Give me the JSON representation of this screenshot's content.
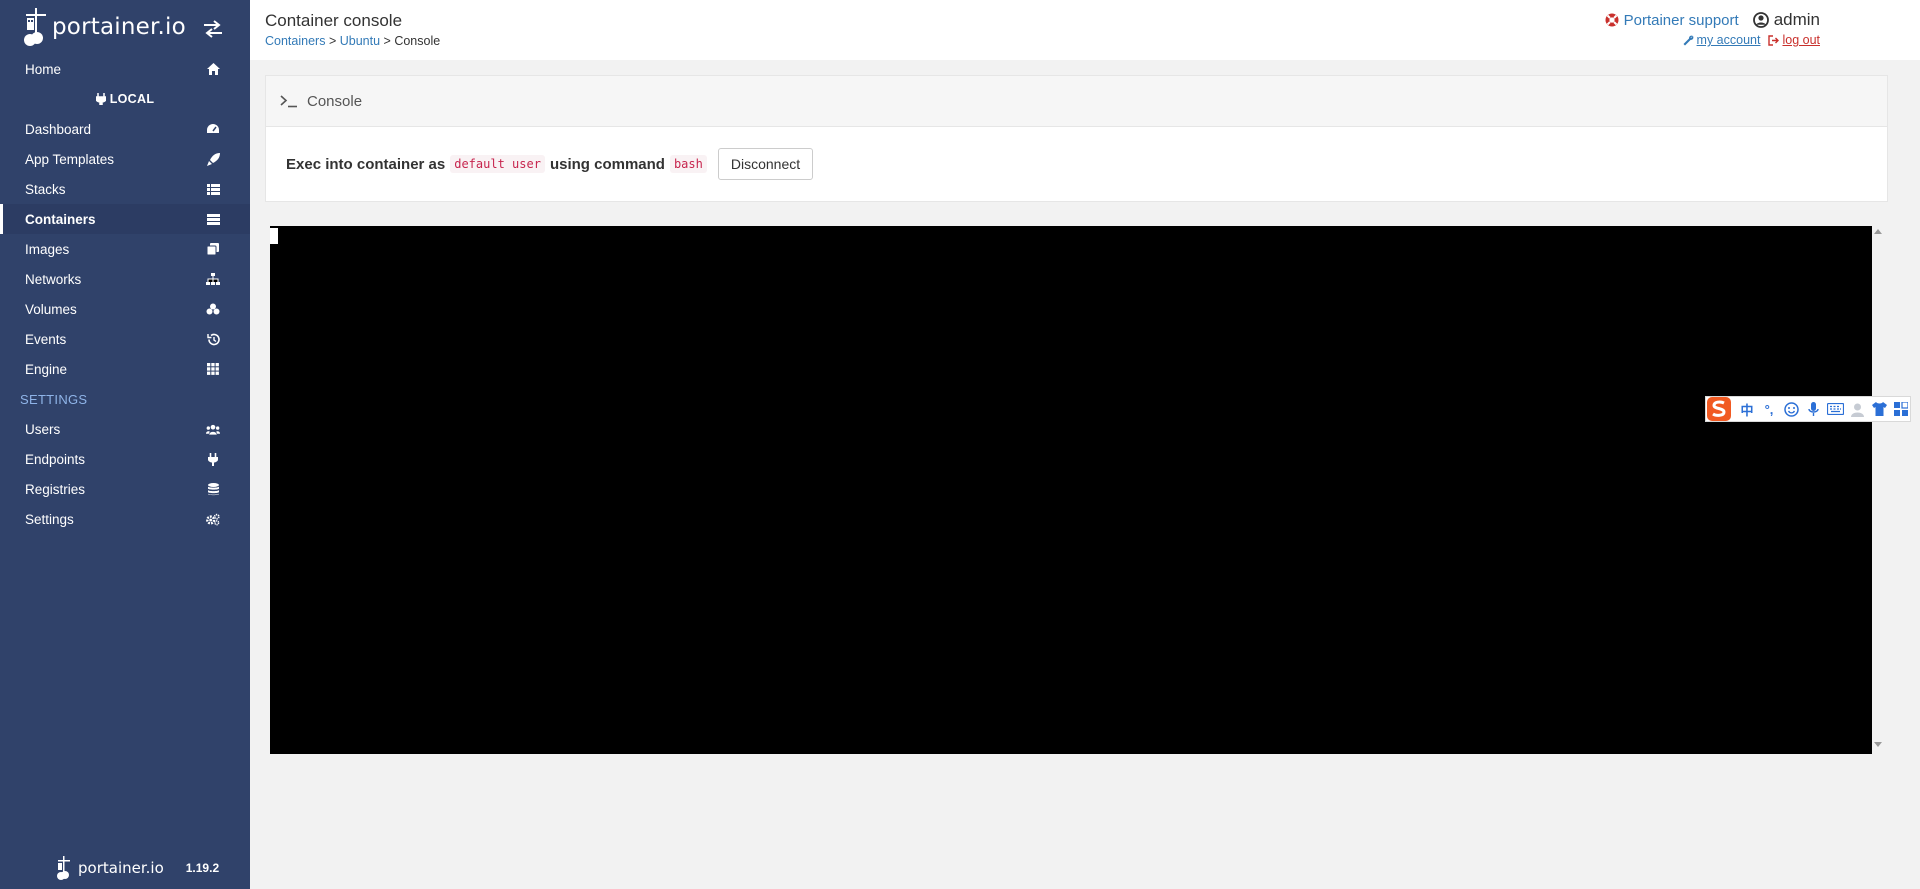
{
  "sidebar": {
    "brand": "portainer.io",
    "items": [
      {
        "label": "Home",
        "icon": "home-icon"
      },
      {
        "label": "Dashboard",
        "icon": "tachometer-icon"
      },
      {
        "label": "App Templates",
        "icon": "rocket-icon"
      },
      {
        "label": "Stacks",
        "icon": "th-list-icon"
      },
      {
        "label": "Containers",
        "icon": "server-icon"
      },
      {
        "label": "Images",
        "icon": "clone-icon"
      },
      {
        "label": "Networks",
        "icon": "sitemap-icon"
      },
      {
        "label": "Volumes",
        "icon": "cubes-icon"
      },
      {
        "label": "Events",
        "icon": "history-icon"
      },
      {
        "label": "Engine",
        "icon": "th-icon"
      }
    ],
    "endpoint_label": "LOCAL",
    "settings_section": "SETTINGS",
    "settings_items": [
      {
        "label": "Users",
        "icon": "users-icon"
      },
      {
        "label": "Endpoints",
        "icon": "plug-icon"
      },
      {
        "label": "Registries",
        "icon": "database-icon"
      },
      {
        "label": "Settings",
        "icon": "cogs-icon"
      }
    ],
    "footer_brand": "portainer.io",
    "version": "1.19.2"
  },
  "header": {
    "title": "Container console",
    "breadcrumb": {
      "containers": "Containers",
      "ubuntu": "Ubuntu",
      "current": "Console",
      "sep": ">"
    },
    "support": "Portainer support",
    "user": "admin",
    "my_account": "my account",
    "log_out": "log out"
  },
  "widget": {
    "title": "Console",
    "exec_prefix": "Exec into container as",
    "user_code": "default user",
    "exec_middle": "using command",
    "command_code": "bash",
    "disconnect_label": "Disconnect"
  },
  "ime": {
    "chinese_char": "中",
    "punct": "°,"
  },
  "colors": {
    "sidebar_bg": "#30426a",
    "link": "#337ab7",
    "danger": "#c9302c",
    "terminal_bg": "#000000"
  }
}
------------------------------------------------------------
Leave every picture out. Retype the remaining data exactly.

Give me the JSON representation of this screenshot's content.
{
  "sidebar": {
    "brand": "portainer.io",
    "items": [
      {
        "label": "Home",
        "icon": "home-icon"
      },
      {
        "label": "Dashboard",
        "icon": "tachometer-icon"
      },
      {
        "label": "App Templates",
        "icon": "rocket-icon"
      },
      {
        "label": "Stacks",
        "icon": "th-list-icon"
      },
      {
        "label": "Containers",
        "icon": "server-icon"
      },
      {
        "label": "Images",
        "icon": "clone-icon"
      },
      {
        "label": "Networks",
        "icon": "sitemap-icon"
      },
      {
        "label": "Volumes",
        "icon": "cubes-icon"
      },
      {
        "label": "Events",
        "icon": "history-icon"
      },
      {
        "label": "Engine",
        "icon": "th-icon"
      }
    ],
    "endpoint_label": "LOCAL",
    "settings_section": "SETTINGS",
    "settings_items": [
      {
        "label": "Users",
        "icon": "users-icon"
      },
      {
        "label": "Endpoints",
        "icon": "plug-icon"
      },
      {
        "label": "Registries",
        "icon": "database-icon"
      },
      {
        "label": "Settings",
        "icon": "cogs-icon"
      }
    ],
    "footer_brand": "portainer.io",
    "version": "1.19.2"
  },
  "header": {
    "title": "Container console",
    "breadcrumb": {
      "containers": "Containers",
      "ubuntu": "Ubuntu",
      "current": "Console",
      "sep": ">"
    },
    "support": "Portainer support",
    "user": "admin",
    "my_account": "my account",
    "log_out": "log out"
  },
  "widget": {
    "title": "Console",
    "exec_prefix": "Exec into container as",
    "user_code": "default user",
    "exec_middle": "using command",
    "command_code": "bash",
    "disconnect_label": "Disconnect"
  },
  "ime": {
    "chinese_char": "中",
    "punct": "°,"
  },
  "colors": {
    "sidebar_bg": "#30426a",
    "link": "#337ab7",
    "danger": "#c9302c",
    "terminal_bg": "#000000"
  }
}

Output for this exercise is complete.